NCPO denies taking medic from home
Lawyer claims officers seen arresting witness
The National Council for Peace and Order (NCPO) and the government denied Monday they had anything to do with the alleged disappearance of a key witness in the deaths of six red-shirt demonstrators at Wat Pathum Wanaram in May 2010.
The denial came after netizens claimed on social media that Nattatida Meewangpla, who worked as a volunteer medic during the 2010 military crackdown, was taken from her house in Samut Prakan by military officers on Saturday and has not been heard from since.
Disappeared in broad daylight: A key witness to the 2010 Wat Pathum Wanaram killings, Nattatida was taken by men in uniform. (Bangkok Post photo)
Broadcaster Peace TV also picked up the report about Ms Nattatida's alleged disappearance and published it on its Facebook page.
NCPO spokesman Col Winthai Suwaree said Monday the council had checked with several agencies and confirmed that no military officers were sent to detain Ms Nattatida.
"We are afraid some people might have tried to make it appear as though the military was involved in Ms Nattatida's disappearance," he said.
Col Winthai insisted authorities are required to strictly follow procedures and regulations when they invite individuals for meetings.
Despite this, Winyat Chartmontree, a red-shirt lawyer, called on the military to release Ms Nattatida immediately.
He claimed two soldiers in uniform and three plainclothes officers showed up at Ms Nattatida's house on Saturday and took her away.
These officers did not have a warrant and claimed to be acting under martial law, which allows the military to detain a person without charge for up to seven days.
“The military can’t claim they have no knowledge about Nattatida. There are witnesses who saw several military personnel as part of the arrest team,” Mr Winyat said.
Her family members have not heard from her and do not know of her whereabouts, he said.
Ms Nattatida is a key witness in the Wat Pathum Wanaram shooting during the crackdown on red-shirt protesters that left six dead, including volunteer medic Kamolkade Akkahad, on May 19, 2010.
Ms Nattatida told the court three years ago she was working with Kamolkade and other volunteer medics about 4pm when she heard the sound of gunfire from Chalermpao intersection.
Tear gas was thrown from behind the temple. Several people with gunshot wounds were taken to the medical tent.

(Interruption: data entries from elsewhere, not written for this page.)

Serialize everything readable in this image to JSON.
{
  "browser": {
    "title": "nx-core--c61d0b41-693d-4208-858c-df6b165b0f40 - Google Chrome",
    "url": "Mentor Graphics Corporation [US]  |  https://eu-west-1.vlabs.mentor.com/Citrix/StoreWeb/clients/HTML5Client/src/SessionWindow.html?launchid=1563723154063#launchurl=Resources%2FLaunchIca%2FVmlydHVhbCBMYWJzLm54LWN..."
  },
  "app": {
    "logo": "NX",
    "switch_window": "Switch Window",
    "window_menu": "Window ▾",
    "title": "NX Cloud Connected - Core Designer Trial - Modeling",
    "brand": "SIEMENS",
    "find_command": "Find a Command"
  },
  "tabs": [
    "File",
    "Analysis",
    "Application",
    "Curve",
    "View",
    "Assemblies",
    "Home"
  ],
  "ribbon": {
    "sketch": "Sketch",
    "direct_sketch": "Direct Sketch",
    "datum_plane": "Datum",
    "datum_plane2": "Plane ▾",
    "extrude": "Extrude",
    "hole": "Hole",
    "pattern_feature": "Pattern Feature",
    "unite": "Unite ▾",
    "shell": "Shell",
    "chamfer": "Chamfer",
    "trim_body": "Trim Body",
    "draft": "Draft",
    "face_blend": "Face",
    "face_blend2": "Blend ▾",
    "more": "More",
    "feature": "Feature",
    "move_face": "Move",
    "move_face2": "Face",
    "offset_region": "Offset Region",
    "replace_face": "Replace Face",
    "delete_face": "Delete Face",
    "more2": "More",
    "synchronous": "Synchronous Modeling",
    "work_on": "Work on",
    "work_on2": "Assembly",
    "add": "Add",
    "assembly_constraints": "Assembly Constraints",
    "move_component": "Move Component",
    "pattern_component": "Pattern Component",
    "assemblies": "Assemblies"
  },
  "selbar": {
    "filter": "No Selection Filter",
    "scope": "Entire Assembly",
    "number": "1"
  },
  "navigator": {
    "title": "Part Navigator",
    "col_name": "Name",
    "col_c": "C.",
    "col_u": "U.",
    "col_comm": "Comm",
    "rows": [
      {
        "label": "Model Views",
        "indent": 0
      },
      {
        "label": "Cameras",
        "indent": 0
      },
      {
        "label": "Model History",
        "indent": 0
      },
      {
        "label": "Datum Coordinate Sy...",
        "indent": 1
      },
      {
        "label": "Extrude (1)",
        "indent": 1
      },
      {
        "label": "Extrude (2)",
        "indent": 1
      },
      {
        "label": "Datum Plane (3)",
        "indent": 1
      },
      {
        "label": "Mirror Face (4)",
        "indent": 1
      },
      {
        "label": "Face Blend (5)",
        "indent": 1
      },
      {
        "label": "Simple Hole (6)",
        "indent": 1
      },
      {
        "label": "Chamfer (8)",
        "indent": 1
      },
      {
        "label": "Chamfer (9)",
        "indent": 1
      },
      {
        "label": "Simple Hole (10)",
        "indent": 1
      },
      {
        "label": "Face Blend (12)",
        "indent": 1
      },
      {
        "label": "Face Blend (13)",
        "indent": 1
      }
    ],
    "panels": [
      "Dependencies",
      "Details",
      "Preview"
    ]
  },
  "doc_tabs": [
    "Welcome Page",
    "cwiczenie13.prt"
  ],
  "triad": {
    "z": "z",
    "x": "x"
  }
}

Bullets hit the soil about five metres in front of the tent and Ms Nattatida told everyone to duck. She noticed Kamolkade had been injured and then became still.